Find the lines below that include the word "Insert" and report how many there are, with no other text.

Items from a dataset:
○ ○ ○ ○

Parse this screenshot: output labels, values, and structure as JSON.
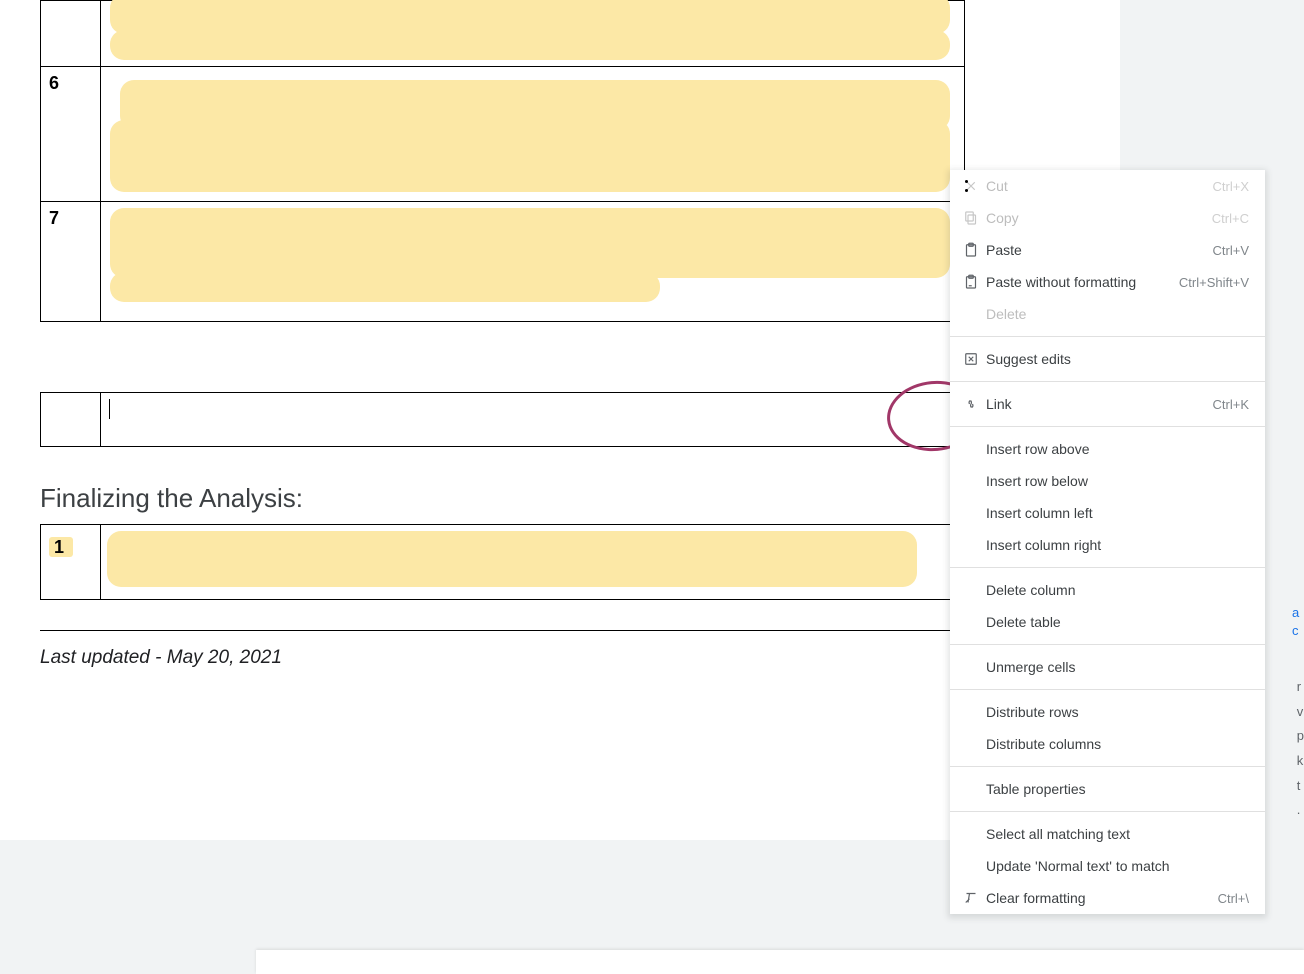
{
  "table_rows": {
    "r1": "6",
    "r2": "7"
  },
  "heading": "Finalizing the Analysis:",
  "final_row_num": "1",
  "updated": "Last updated - May 20, 2021",
  "menu": {
    "cut": {
      "label": "Cut",
      "shortcut": "Ctrl+X"
    },
    "copy": {
      "label": "Copy",
      "shortcut": "Ctrl+C"
    },
    "paste": {
      "label": "Paste",
      "shortcut": "Ctrl+V"
    },
    "paste_wo": {
      "label": "Paste without formatting",
      "shortcut": "Ctrl+Shift+V"
    },
    "delete": {
      "label": "Delete"
    },
    "suggest": {
      "label": "Suggest edits"
    },
    "link": {
      "label": "Link",
      "shortcut": "Ctrl+K"
    },
    "row_above": {
      "label": "Insert row above"
    },
    "row_below": {
      "label": "Insert row below"
    },
    "col_left": {
      "label": "Insert column left"
    },
    "col_right": {
      "label": "Insert column right"
    },
    "del_col": {
      "label": "Delete column"
    },
    "del_table": {
      "label": "Delete table"
    },
    "unmerge": {
      "label": "Unmerge cells"
    },
    "dist_rows": {
      "label": "Distribute rows"
    },
    "dist_cols": {
      "label": "Distribute columns"
    },
    "table_props": {
      "label": "Table properties"
    },
    "select_match": {
      "label": "Select all matching text"
    },
    "update_normal": {
      "label": "Update 'Normal text' to match"
    },
    "clear_fmt": {
      "label": "Clear formatting",
      "shortcut": "Ctrl+\\"
    }
  }
}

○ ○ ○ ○

#### [Answer to the problem]
4